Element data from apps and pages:
**********
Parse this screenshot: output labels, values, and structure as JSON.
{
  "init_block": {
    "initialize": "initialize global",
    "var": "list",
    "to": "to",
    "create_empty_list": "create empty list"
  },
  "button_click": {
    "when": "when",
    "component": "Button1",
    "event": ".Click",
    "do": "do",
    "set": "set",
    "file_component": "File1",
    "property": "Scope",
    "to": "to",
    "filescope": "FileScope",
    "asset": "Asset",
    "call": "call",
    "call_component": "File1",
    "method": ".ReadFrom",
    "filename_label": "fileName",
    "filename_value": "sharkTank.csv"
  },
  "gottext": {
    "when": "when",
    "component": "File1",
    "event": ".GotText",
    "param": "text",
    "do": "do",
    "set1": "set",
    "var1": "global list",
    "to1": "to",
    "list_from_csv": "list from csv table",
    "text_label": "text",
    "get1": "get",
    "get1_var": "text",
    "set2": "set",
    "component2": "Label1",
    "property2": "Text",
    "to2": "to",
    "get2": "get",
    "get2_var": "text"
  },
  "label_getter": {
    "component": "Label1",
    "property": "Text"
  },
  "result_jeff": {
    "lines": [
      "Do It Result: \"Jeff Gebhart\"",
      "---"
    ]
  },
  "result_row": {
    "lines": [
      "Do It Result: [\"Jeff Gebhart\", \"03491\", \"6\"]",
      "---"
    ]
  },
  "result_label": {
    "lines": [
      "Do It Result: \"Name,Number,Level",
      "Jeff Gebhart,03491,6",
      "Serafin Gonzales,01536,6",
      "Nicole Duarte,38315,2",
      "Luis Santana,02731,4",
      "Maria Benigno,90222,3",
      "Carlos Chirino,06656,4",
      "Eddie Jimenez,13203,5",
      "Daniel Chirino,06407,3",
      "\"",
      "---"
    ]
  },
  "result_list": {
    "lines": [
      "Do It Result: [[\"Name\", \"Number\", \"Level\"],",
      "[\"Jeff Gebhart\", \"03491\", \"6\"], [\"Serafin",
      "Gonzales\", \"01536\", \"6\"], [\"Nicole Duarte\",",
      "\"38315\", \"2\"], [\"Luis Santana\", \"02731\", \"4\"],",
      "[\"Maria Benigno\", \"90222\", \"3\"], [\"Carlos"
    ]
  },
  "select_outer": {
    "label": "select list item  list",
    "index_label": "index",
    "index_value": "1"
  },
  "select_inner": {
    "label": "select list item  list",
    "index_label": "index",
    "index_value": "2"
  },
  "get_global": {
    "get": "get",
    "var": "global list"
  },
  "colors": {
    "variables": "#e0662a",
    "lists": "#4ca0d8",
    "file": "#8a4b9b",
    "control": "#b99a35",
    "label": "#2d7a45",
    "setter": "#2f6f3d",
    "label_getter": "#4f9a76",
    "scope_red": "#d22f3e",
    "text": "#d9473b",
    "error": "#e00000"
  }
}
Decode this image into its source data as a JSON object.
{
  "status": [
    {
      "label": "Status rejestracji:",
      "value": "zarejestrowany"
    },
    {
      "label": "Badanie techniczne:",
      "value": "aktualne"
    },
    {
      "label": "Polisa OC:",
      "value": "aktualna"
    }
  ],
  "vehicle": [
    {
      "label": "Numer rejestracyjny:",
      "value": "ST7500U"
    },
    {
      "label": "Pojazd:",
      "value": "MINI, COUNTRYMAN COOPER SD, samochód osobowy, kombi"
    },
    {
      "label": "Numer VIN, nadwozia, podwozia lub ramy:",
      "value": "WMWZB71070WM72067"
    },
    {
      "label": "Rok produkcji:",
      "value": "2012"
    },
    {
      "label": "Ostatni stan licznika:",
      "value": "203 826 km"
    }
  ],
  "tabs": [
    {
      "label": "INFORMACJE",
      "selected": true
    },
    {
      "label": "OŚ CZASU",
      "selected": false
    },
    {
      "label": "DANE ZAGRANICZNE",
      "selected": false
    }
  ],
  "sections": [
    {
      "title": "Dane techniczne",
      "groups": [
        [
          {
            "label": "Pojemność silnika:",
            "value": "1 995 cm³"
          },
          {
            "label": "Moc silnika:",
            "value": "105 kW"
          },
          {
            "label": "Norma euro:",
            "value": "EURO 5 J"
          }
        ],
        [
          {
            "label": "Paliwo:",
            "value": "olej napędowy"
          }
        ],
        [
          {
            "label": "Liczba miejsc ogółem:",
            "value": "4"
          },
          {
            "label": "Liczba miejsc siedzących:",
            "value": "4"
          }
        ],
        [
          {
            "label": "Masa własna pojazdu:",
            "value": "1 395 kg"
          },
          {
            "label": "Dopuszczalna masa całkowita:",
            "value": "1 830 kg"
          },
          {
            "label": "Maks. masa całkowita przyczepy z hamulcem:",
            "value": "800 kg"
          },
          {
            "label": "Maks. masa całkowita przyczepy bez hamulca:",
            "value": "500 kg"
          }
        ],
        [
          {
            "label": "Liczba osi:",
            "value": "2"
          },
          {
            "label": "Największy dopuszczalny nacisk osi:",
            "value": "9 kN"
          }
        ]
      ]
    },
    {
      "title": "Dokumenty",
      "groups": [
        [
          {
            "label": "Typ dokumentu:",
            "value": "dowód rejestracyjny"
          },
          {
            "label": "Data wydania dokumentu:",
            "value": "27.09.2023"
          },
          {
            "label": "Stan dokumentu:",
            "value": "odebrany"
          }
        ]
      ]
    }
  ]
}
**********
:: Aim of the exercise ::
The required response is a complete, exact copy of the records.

:: Completed task ::
Parse this screenshot: output labels, values, and structure as JSON.
{
  "init_block": {
    "initialize": "initialize global",
    "var": "list",
    "to": "to",
    "create_empty_list": "create empty list"
  },
  "button_click": {
    "when": "when",
    "component": "Button1",
    "event": ".Click",
    "do": "do",
    "set": "set",
    "file_component": "File1",
    "property": "Scope",
    "to": "to",
    "filescope": "FileScope",
    "asset": "Asset",
    "call": "call",
    "call_component": "File1",
    "method": ".ReadFrom",
    "filename_label": "fileName",
    "filename_value": "sharkTank.csv"
  },
  "gottext": {
    "when": "when",
    "component": "File1",
    "event": ".GotText",
    "param": "text",
    "do": "do",
    "set1": "set",
    "var1": "global list",
    "to1": "to",
    "list_from_csv": "list from csv table",
    "text_label": "text",
    "get1": "get",
    "get1_var": "text",
    "set2": "set",
    "component2": "Label1",
    "property2": "Text",
    "to2": "to",
    "get2": "get",
    "get2_var": "text"
  },
  "label_getter": {
    "component": "Label1",
    "property": "Text"
  },
  "result_jeff": {
    "lines": [
      "Do It Result: \"Jeff Gebhart\"",
      "---"
    ]
  },
  "result_row": {
    "lines": [
      "Do It Result: [\"Jeff Gebhart\", \"03491\", \"6\"]",
      "---"
    ]
  },
  "result_label": {
    "lines": [
      "Do It Result: \"Name,Number,Level",
      "Jeff Gebhart,03491,6",
      "Serafin Gonzales,01536,6",
      "Nicole Duarte,38315,2",
      "Luis Santana,02731,4",
      "Maria Benigno,90222,3",
      "Carlos Chirino,06656,4",
      "Eddie Jimenez,13203,5",
      "Daniel Chirino,06407,3",
      "\"",
      "---"
    ]
  },
  "result_list": {
    "lines": [
      "Do It Result: [[\"Name\", \"Number\", \"Level\"],",
      "[\"Jeff Gebhart\", \"03491\", \"6\"], [\"Serafin",
      "Gonzales\", \"01536\", \"6\"], [\"Nicole Duarte\",",
      "\"38315\", \"2\"], [\"Luis Santana\", \"02731\", \"4\"],",
      "[\"Maria Benigno\", \"90222\", \"3\"], [\"Carlos"
    ]
  },
  "select_outer": {
    "label": "select list item  list",
    "index_label": "index",
    "index_value": "1"
  },
  "select_inner": {
    "label": "select list item  list",
    "index_label": "index",
    "index_value": "2"
  },
  "get_global": {
    "get": "get",
    "var": "global list"
  },
  "colors": {
    "variables": "#e0662a",
    "lists": "#4ca0d8",
    "file": "#8a4b9b",
    "control": "#b99a35",
    "label": "#2d7a45",
    "setter": "#2f6f3d",
    "label_getter": "#4f9a76",
    "scope_red": "#d22f3e",
    "text": "#d9473b",
    "error": "#e00000"
  }
}
Decode this image into its source data as a JSON object.
{
  "status": [
    {
      "label": "Status rejestracji:",
      "value": "zarejestrowany"
    },
    {
      "label": "Badanie techniczne:",
      "value": "aktualne"
    },
    {
      "label": "Polisa OC:",
      "value": "aktualna"
    }
  ],
  "vehicle": [
    {
      "label": "Numer rejestracyjny:",
      "value": "ST7500U"
    },
    {
      "label": "Pojazd:",
      "value": "MINI, COUNTRYMAN COOPER SD, samochód osobowy, kombi"
    },
    {
      "label": "Numer VIN, nadwozia, podwozia lub ramy:",
      "value": "WMWZB71070WM72067"
    },
    {
      "label": "Rok produkcji:",
      "value": "2012"
    },
    {
      "label": "Ostatni stan licznika:",
      "value": "203 826 km"
    }
  ],
  "tabs": [
    {
      "label": "INFORMACJE",
      "selected": true
    },
    {
      "label": "OŚ CZASU",
      "selected": false
    },
    {
      "label": "DANE ZAGRANICZNE",
      "selected": false
    }
  ],
  "sections": [
    {
      "title": "Dane techniczne",
      "groups": [
        [
          {
            "label": "Pojemność silnika:",
            "value": "1 995 cm³"
          },
          {
            "label": "Moc silnika:",
            "value": "105 kW"
          },
          {
            "label": "Norma euro:",
            "value": "EURO 5 J"
          }
        ],
        [
          {
            "label": "Paliwo:",
            "value": "olej napędowy"
          }
        ],
        [
          {
            "label": "Liczba miejsc ogółem:",
            "value": "4"
          },
          {
            "label": "Liczba miejsc siedzących:",
            "value": "4"
          }
        ],
        [
          {
            "label": "Masa własna pojazdu:",
            "value": "1 395 kg"
          },
          {
            "label": "Dopuszczalna masa całkowita:",
            "value": "1 830 kg"
          },
          {
            "label": "Maks. masa całkowita przyczepy z hamulcem:",
            "value": "800 kg"
          },
          {
            "label": "Maks. masa całkowita przyczepy bez hamulca:",
            "value": "500 kg"
          }
        ],
        [
          {
            "label": "Liczba osi:",
            "value": "2"
          },
          {
            "label": "Największy dopuszczalny nacisk osi:",
            "value": "9 kN"
          }
        ]
      ]
    },
    {
      "title": "Dokumenty",
      "groups": [
        [
          {
            "label": "Typ dokumentu:",
            "value": "dowód rejestracyjny"
          },
          {
            "label": "Data wydania dokumentu:",
            "value": "27.09.2023"
          },
          {
            "label": "Stan dokumentu:",
            "value": "odebrany"
          }
        ]
      ]
    }
  ]
}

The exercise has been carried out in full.